Quite often their treatment might include removable pieces. We still do a lot of partial dentures and even full dentures for our patients. There are a lot of people that have situations involving lost teeth that prefer these traditional options. Their advantages are dentures. We can restore several areas with one device; they can be done quickly and are usually the most affordable solution.
Whereas they might be less cutting-edged prosthetics there have been many advances in dental dentures. There are softer, more flexible and comfortable acrylics available now. Another huge innovation is the use of digital scans to make even more precise and patients don’t have to go through the uncomfortable impressions.
Of course, dental implants service have been a total game-changer for many patients. From single tooth replacement to restoring one side, an entire arch or the whole mouth. One might be surprised to know how many people in their 80’s and older have felt this was their best option and have loved the confidence, ease, comfort and esthetics. It is not uncommon for us to hear, “I finally got the great smile that I’ve wanted my whole life!”
But I’d like to circle back to the magic that allows all of this to happen. Taking the time to listen to our patients and finding what all their (parents’ and their children’s) needs and wants are and then addressing them.
They know that we take the time to listen to them and value their top concerns.
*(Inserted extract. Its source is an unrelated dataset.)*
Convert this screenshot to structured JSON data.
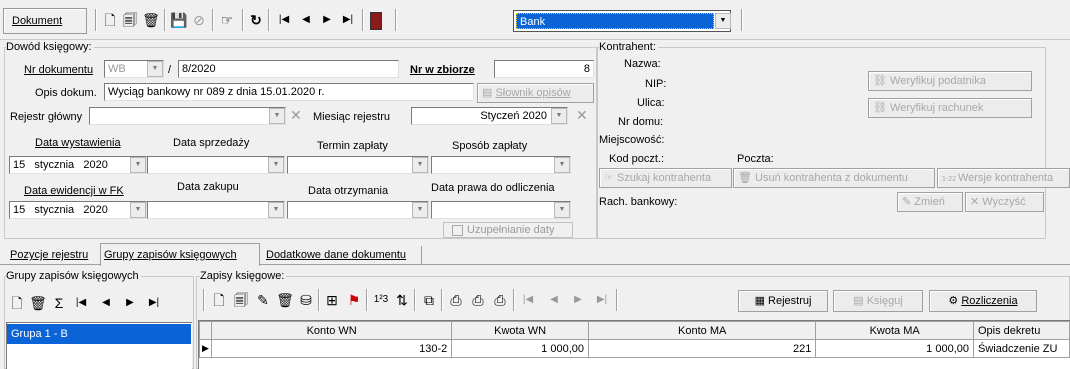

This is the first step in gaining trust and quickly many issues that could have been barriers to treatment will fall like dominoes and suddenly before us we find willing, excited people looking forward to the solutions they’ve been seeking.